[Input — start]
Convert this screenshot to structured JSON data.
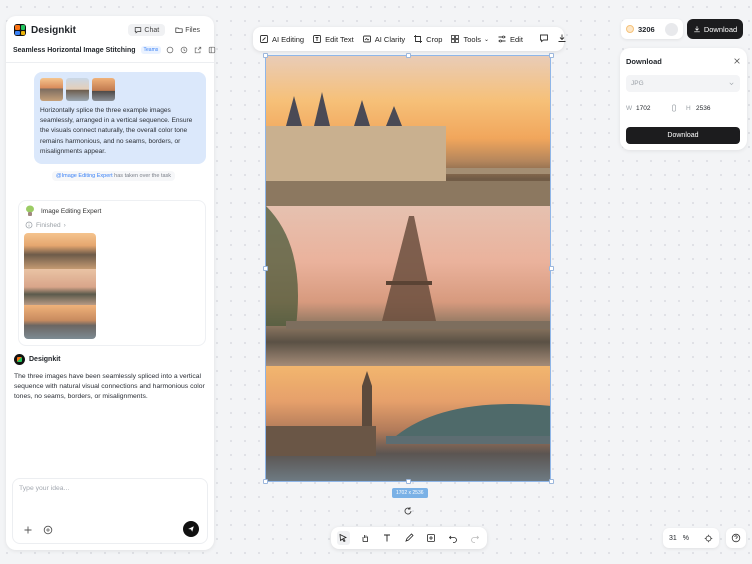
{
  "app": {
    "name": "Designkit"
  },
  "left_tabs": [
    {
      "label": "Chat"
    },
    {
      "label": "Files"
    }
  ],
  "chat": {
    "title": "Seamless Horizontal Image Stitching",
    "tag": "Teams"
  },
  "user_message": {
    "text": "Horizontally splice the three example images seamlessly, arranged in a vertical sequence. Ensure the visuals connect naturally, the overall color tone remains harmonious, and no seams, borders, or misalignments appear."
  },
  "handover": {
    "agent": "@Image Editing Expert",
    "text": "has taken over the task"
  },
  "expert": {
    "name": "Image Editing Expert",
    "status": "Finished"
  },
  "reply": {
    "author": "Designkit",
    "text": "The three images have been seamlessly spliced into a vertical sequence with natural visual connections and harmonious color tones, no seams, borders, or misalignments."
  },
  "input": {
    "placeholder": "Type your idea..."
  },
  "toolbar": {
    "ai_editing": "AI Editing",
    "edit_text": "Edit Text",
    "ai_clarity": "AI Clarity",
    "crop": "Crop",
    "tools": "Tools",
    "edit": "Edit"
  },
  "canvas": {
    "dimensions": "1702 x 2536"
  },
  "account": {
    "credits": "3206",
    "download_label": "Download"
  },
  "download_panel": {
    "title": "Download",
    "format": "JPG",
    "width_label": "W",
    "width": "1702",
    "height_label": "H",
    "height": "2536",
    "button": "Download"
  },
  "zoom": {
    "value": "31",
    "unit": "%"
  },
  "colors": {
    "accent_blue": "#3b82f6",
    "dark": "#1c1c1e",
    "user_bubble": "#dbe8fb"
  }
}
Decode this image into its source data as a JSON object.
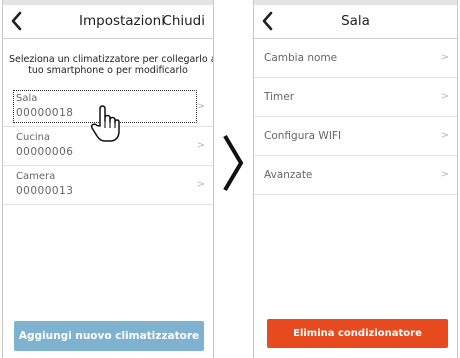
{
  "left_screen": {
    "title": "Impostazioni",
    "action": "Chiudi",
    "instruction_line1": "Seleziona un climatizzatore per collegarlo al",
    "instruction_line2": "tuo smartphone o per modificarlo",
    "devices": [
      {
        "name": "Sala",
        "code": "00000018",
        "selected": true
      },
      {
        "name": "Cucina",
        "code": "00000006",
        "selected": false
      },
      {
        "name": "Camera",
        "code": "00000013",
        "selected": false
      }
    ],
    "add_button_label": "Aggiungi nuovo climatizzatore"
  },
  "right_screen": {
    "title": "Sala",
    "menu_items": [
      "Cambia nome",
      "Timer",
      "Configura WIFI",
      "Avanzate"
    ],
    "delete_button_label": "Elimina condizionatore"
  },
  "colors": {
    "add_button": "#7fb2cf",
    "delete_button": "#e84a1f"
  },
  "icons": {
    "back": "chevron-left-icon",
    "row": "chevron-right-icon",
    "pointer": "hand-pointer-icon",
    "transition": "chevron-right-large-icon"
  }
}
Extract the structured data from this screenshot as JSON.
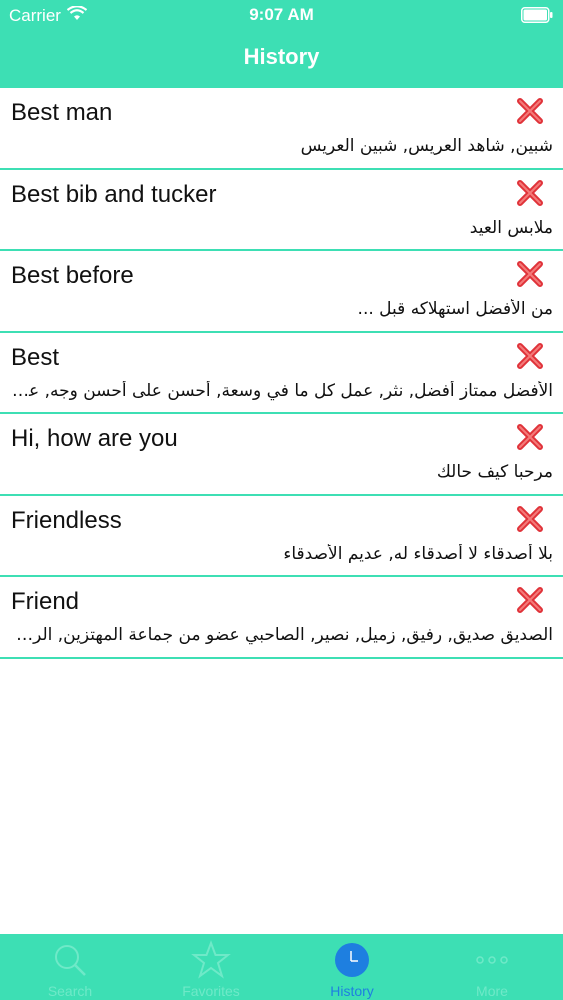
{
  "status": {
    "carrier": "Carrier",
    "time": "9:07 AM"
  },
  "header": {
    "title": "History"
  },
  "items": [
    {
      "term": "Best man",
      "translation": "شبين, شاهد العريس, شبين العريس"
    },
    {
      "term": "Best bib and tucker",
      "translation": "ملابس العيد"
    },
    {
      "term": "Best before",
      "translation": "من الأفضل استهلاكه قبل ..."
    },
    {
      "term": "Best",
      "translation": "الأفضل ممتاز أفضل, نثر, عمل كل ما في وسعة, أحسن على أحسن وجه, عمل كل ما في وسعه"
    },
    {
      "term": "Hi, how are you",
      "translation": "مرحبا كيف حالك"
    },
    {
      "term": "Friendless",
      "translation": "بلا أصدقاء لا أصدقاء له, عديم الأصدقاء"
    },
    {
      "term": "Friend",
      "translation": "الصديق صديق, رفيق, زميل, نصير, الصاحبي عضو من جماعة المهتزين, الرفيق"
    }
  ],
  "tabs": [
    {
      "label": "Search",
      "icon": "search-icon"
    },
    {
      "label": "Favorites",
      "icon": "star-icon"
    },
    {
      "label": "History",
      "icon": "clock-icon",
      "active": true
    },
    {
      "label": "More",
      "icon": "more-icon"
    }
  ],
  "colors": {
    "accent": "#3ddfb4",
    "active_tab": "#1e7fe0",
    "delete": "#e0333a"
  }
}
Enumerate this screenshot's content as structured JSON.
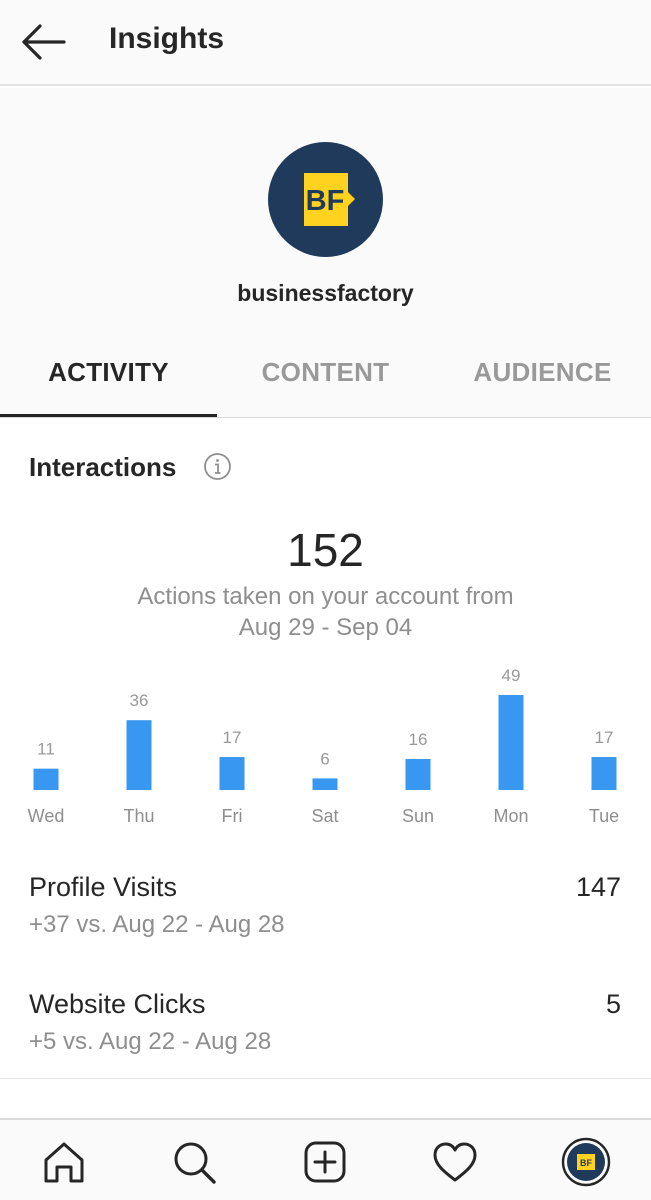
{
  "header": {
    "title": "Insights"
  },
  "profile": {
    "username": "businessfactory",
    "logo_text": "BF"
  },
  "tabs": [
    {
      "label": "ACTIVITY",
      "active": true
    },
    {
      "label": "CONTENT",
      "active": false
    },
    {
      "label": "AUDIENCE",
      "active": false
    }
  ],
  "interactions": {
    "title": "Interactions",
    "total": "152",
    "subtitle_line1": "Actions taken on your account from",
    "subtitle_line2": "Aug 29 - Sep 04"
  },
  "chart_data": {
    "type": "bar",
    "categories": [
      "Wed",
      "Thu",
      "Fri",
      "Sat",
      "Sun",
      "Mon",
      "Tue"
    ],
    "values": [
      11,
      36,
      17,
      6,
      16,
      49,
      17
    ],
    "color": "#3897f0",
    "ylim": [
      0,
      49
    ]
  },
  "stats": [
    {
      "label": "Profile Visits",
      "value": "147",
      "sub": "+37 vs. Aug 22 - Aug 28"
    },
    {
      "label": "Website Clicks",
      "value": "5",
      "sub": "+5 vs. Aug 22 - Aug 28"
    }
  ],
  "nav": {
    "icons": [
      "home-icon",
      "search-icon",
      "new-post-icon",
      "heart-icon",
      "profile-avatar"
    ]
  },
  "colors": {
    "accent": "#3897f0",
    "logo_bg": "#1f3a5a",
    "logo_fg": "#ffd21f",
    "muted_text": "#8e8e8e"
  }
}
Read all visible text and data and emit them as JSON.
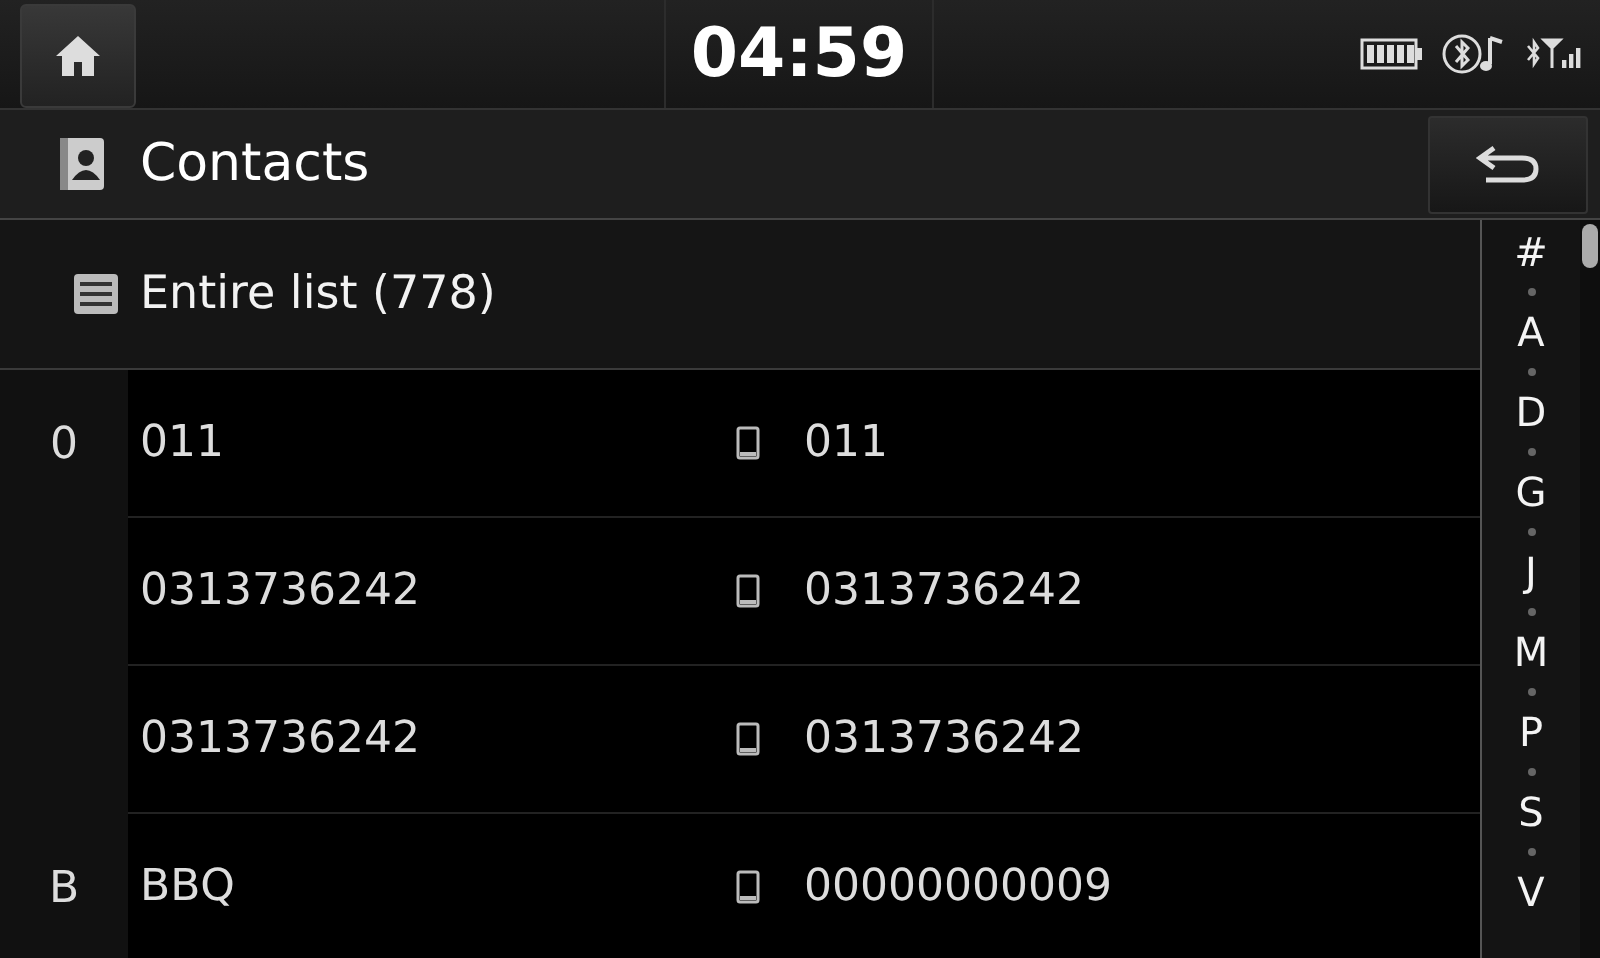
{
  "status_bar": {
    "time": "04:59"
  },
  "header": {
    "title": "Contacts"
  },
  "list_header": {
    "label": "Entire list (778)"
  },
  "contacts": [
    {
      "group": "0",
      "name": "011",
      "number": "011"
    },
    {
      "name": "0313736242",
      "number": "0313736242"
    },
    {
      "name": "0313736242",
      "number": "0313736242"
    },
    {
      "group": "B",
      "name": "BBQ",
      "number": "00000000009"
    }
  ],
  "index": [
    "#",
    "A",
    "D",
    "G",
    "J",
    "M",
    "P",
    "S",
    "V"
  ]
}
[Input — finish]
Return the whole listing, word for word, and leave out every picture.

Convert this screenshot to structured JSON data.
{
  "app": {
    "name": "Designkit"
  },
  "left_tabs": [
    {
      "label": "Chat"
    },
    {
      "label": "Files"
    }
  ],
  "chat": {
    "title": "Seamless Horizontal Image Stitching",
    "tag": "Teams"
  },
  "user_message": {
    "text": "Horizontally splice the three example images seamlessly, arranged in a vertical sequence. Ensure the visuals connect naturally, the overall color tone remains harmonious, and no seams, borders, or misalignments appear."
  },
  "handover": {
    "agent": "@Image Editing Expert",
    "text": "has taken over the task"
  },
  "expert": {
    "name": "Image Editing Expert",
    "status": "Finished"
  },
  "reply": {
    "author": "Designkit",
    "text": "The three images have been seamlessly spliced into a vertical sequence with natural visual connections and harmonious color tones, no seams, borders, or misalignments."
  },
  "input": {
    "placeholder": "Type your idea..."
  },
  "toolbar": {
    "ai_editing": "AI Editing",
    "edit_text": "Edit Text",
    "ai_clarity": "AI Clarity",
    "crop": "Crop",
    "tools": "Tools",
    "edit": "Edit"
  },
  "canvas": {
    "dimensions": "1702 x 2536"
  },
  "account": {
    "credits": "3206",
    "download_label": "Download"
  },
  "download_panel": {
    "title": "Download",
    "format": "JPG",
    "width_label": "W",
    "width": "1702",
    "height_label": "H",
    "height": "2536",
    "button": "Download"
  },
  "zoom": {
    "value": "31",
    "unit": "%"
  },
  "colors": {
    "accent_blue": "#3b82f6",
    "dark": "#1c1c1e",
    "user_bubble": "#dbe8fb"
  }
}
Decode this image into its source data as a JSON object.
{
  "left_screen": {
    "title": "Impostazioni",
    "action": "Chiudi",
    "instruction_line1": "Seleziona un climatizzatore per collegarlo al",
    "instruction_line2": "tuo smartphone o per modificarlo",
    "devices": [
      {
        "name": "Sala",
        "code": "00000018",
        "selected": true
      },
      {
        "name": "Cucina",
        "code": "00000006",
        "selected": false
      },
      {
        "name": "Camera",
        "code": "00000013",
        "selected": false
      }
    ],
    "add_button_label": "Aggiungi nuovo climatizzatore"
  },
  "right_screen": {
    "title": "Sala",
    "menu_items": [
      "Cambia nome",
      "Timer",
      "Configura WIFI",
      "Avanzate"
    ],
    "delete_button_label": "Elimina condizionatore"
  },
  "colors": {
    "add_button": "#7fb2cf",
    "delete_button": "#e84a1f"
  },
  "icons": {
    "back": "chevron-left-icon",
    "row": "chevron-right-icon",
    "pointer": "hand-pointer-icon",
    "transition": "chevron-right-large-icon"
  }
}
Extract the structured data from this screenshot as JSON.
{
  "status": {
    "carrier": "Carrier",
    "time": "9:07 AM"
  },
  "header": {
    "title": "History"
  },
  "items": [
    {
      "term": "Best man",
      "translation": "شبين, شاهد العريس, شبين العريس"
    },
    {
      "term": "Best bib and tucker",
      "translation": "ملابس العيد"
    },
    {
      "term": "Best before",
      "translation": "من الأفضل استهلاكه قبل ..."
    },
    {
      "term": "Best",
      "translation": "الأفضل ممتاز أفضل, نثر, عمل كل ما في وسعة, أحسن على أحسن وجه, عمل كل ما في وسعه"
    },
    {
      "term": "Hi, how are you",
      "translation": "مرحبا كيف حالك"
    },
    {
      "term": "Friendless",
      "translation": "بلا أصدقاء لا أصدقاء له, عديم الأصدقاء"
    },
    {
      "term": "Friend",
      "translation": "الصديق صديق, رفيق, زميل, نصير, الصاحبي عضو من جماعة المهتزين, الرفيق"
    }
  ],
  "tabs": [
    {
      "label": "Search",
      "icon": "search-icon"
    },
    {
      "label": "Favorites",
      "icon": "star-icon"
    },
    {
      "label": "History",
      "icon": "clock-icon",
      "active": true
    },
    {
      "label": "More",
      "icon": "more-icon"
    }
  ],
  "colors": {
    "accent": "#3ddfb4",
    "active_tab": "#1e7fe0",
    "delete": "#e0333a"
  }
}
Enumerate this screenshot's content as structured JSON.
{
  "header": {
    "title": "Insights"
  },
  "profile": {
    "username": "businessfactory",
    "logo_text": "BF"
  },
  "tabs": [
    {
      "label": "ACTIVITY",
      "active": true
    },
    {
      "label": "CONTENT",
      "active": false
    },
    {
      "label": "AUDIENCE",
      "active": false
    }
  ],
  "interactions": {
    "title": "Interactions",
    "total": "152",
    "subtitle_line1": "Actions taken on your account from",
    "subtitle_line2": "Aug 29 - Sep 04"
  },
  "chart_data": {
    "type": "bar",
    "categories": [
      "Wed",
      "Thu",
      "Fri",
      "Sat",
      "Sun",
      "Mon",
      "Tue"
    ],
    "values": [
      11,
      36,
      17,
      6,
      16,
      49,
      17
    ],
    "color": "#3897f0",
    "ylim": [
      0,
      49
    ]
  },
  "stats": [
    {
      "label": "Profile Visits",
      "value": "147",
      "sub": "+37 vs. Aug 22 - Aug 28"
    },
    {
      "label": "Website Clicks",
      "value": "5",
      "sub": "+5 vs. Aug 22 - Aug 28"
    }
  ],
  "nav": {
    "icons": [
      "home-icon",
      "search-icon",
      "new-post-icon",
      "heart-icon",
      "profile-avatar"
    ]
  },
  "colors": {
    "accent": "#3897f0",
    "logo_bg": "#1f3a5a",
    "logo_fg": "#ffd21f",
    "muted_text": "#8e8e8e"
  }
}
Read all visible text and data and emit them as JSON.
{
  "status_bar": {
    "time": "04:59"
  },
  "header": {
    "title": "Contacts"
  },
  "list_header": {
    "label": "Entire list (778)"
  },
  "contacts": [
    {
      "group": "0",
      "name": "011",
      "number": "011"
    },
    {
      "name": "0313736242",
      "number": "0313736242"
    },
    {
      "name": "0313736242",
      "number": "0313736242"
    },
    {
      "group": "B",
      "name": "BBQ",
      "number": "00000000009"
    }
  ],
  "index": [
    "#",
    "A",
    "D",
    "G",
    "J",
    "M",
    "P",
    "S",
    "V"
  ]
}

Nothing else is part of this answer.